== WORK ITEM ==
Across the listing below, count the lines holding "chevron". State the number and nothing more.

*** Opening DATA SECTION ***

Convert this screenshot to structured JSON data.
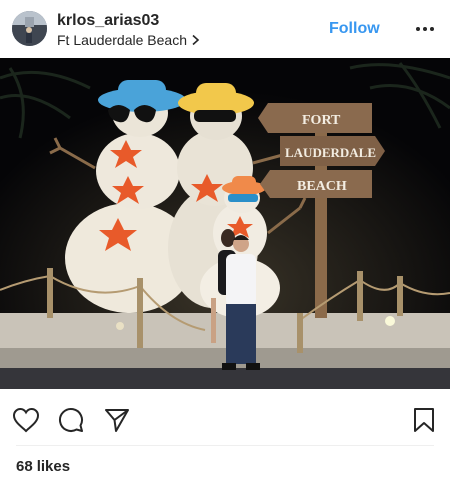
{
  "post": {
    "username": "krlos_arias03",
    "location": "Ft Lauderdale Beach",
    "follow_label": "Follow",
    "likes_count": "68",
    "likes_label": "likes"
  },
  "photo": {
    "sign_lines": [
      "FORT",
      "LAUDERDALE",
      "BEACH"
    ]
  },
  "icons": {
    "more": "more-options-icon",
    "like": "heart-icon",
    "comment": "comment-bubble-icon",
    "share": "paper-plane-icon",
    "save": "bookmark-icon",
    "location": "chevron-right-icon"
  },
  "colors": {
    "accent": "#3897f0",
    "text": "#262626",
    "divider": "#efefef"
  }
}
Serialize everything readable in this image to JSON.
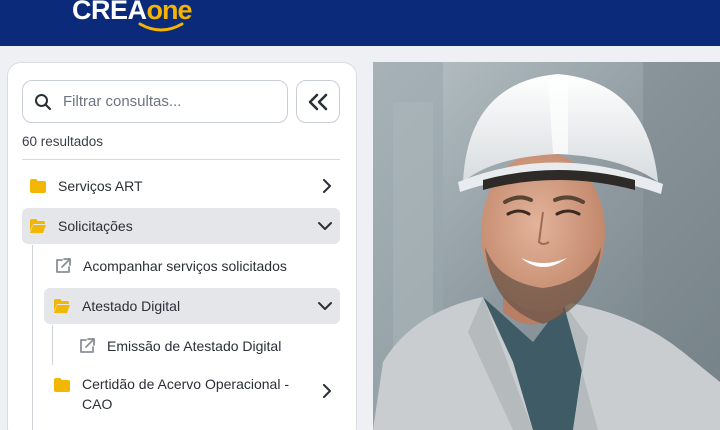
{
  "header": {
    "logo_crea": "CREA",
    "logo_one": "one"
  },
  "sidebar": {
    "search_placeholder": "Filtrar consultas...",
    "search_value": "",
    "collapse_icon": "double-chevron-left-icon",
    "results_text": "60 resultados",
    "items": [
      {
        "label": "Serviços ART",
        "icon": "folder-icon",
        "state": "collapsed"
      },
      {
        "label": "Solicitações",
        "icon": "folder-open-icon",
        "state": "expanded"
      },
      {
        "label": "Acompanhar serviços solicitados",
        "icon": "external-link-icon"
      },
      {
        "label": "Atestado Digital",
        "icon": "folder-open-icon",
        "state": "expanded"
      },
      {
        "label": "Emissão de Atestado Digital",
        "icon": "external-link-icon"
      },
      {
        "label_line1": "Certidão de Acervo Operacional -",
        "label_line2": "CAO",
        "icon": "folder-icon",
        "state": "collapsed"
      }
    ]
  },
  "colors": {
    "header_bg": "#0b2a7a",
    "brand_yellow": "#f5b400",
    "folder": "#f2b705",
    "active_row": "#e4e6ea"
  },
  "hero": {
    "image_subject": "smiling engineer in white hard hat"
  }
}
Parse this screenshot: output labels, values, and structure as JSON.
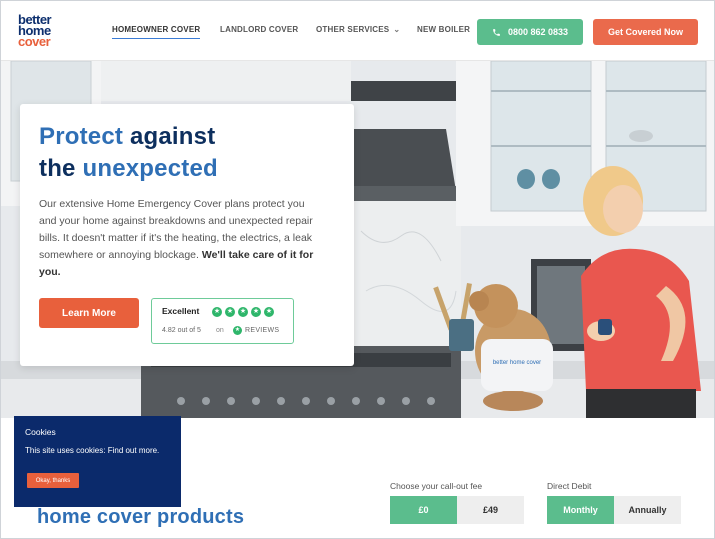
{
  "logo": {
    "better": "better",
    "home": "home",
    "cover": "cover"
  },
  "nav": {
    "items": [
      {
        "label": "HOMEOWNER COVER"
      },
      {
        "label": "LANDLORD COVER"
      },
      {
        "label": "OTHER SERVICES"
      },
      {
        "label": "NEW BOILER"
      }
    ]
  },
  "header": {
    "phone": "0800 862 0833",
    "cta": "Get Covered Now"
  },
  "hero": {
    "headline_1a": "Protect",
    "headline_1b": "against",
    "headline_2a": "the",
    "headline_2b": "unexpected",
    "body": "Our extensive Home Emergency Cover plans protect you and your home against breakdowns and unexpected repair bills. It doesn't matter if it's the heating, the electrics, a leak somewhere or annoying blockage.",
    "body_bold": "We'll take care of it for you.",
    "learn_more": "Learn More",
    "trust_title": "Excellent",
    "trust_score": "4.82 out of 5",
    "trust_on": "on",
    "trust_reviews": "REVIEWS",
    "apron_text": "better home cover"
  },
  "cookies": {
    "title": "Cookies",
    "text": "This site uses cookies: Find out more.",
    "button": "Okay, thanks"
  },
  "products": {
    "title": "home cover products",
    "fee_label": "Choose your call-out fee",
    "fee_options": [
      "£0",
      "£49"
    ],
    "dd_label": "Direct Debit",
    "dd_options": [
      "Monthly",
      "Annually"
    ]
  },
  "colors": {
    "navy": "#0d2f5e",
    "blue": "#2f6fb5",
    "orange": "#e8603c",
    "green": "#5bbd8d",
    "trustpilot_green": "#2fb66b"
  }
}
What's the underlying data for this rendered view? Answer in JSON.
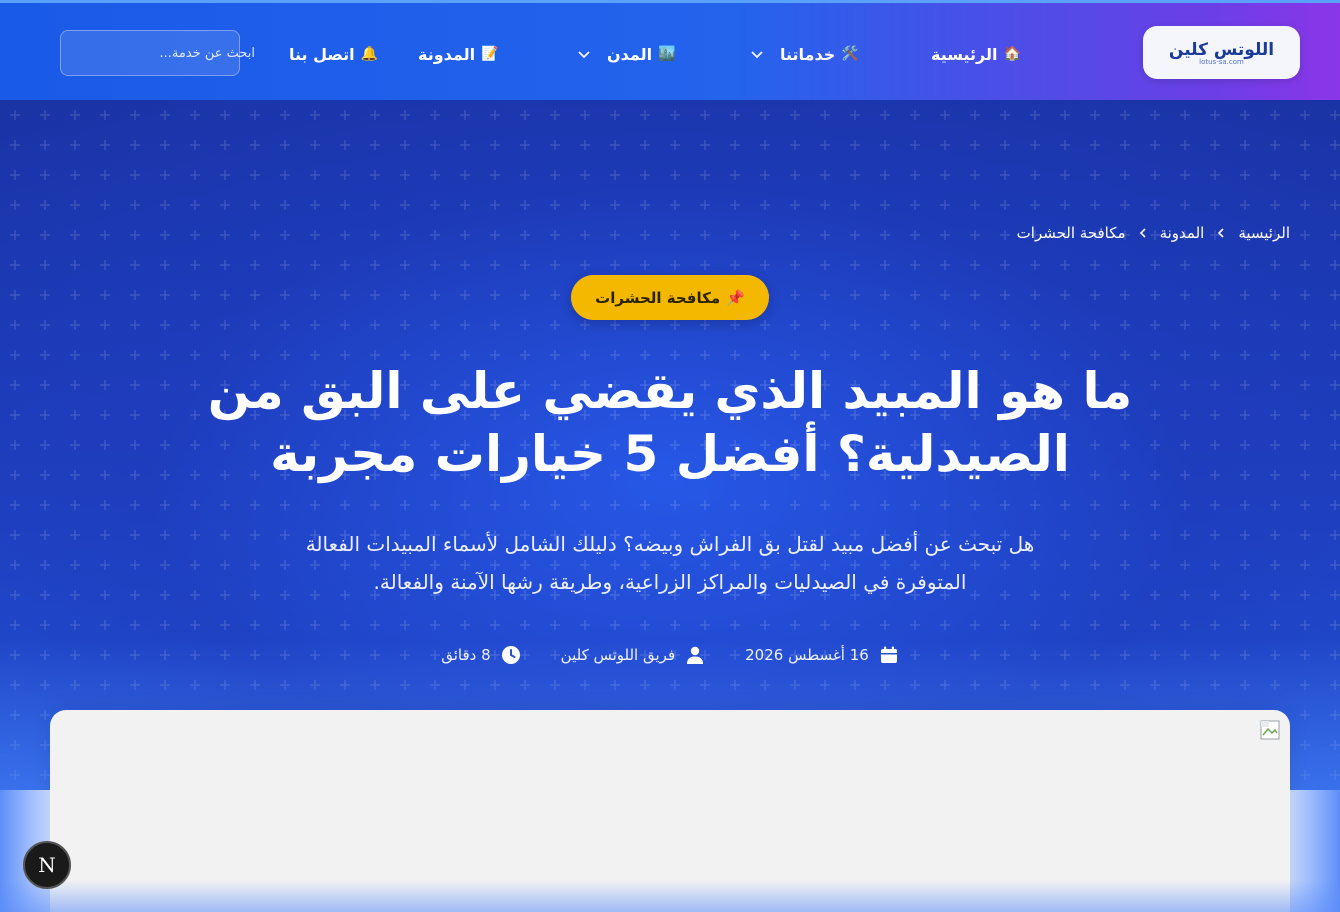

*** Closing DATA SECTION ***

== TASK OUTPUT ==
2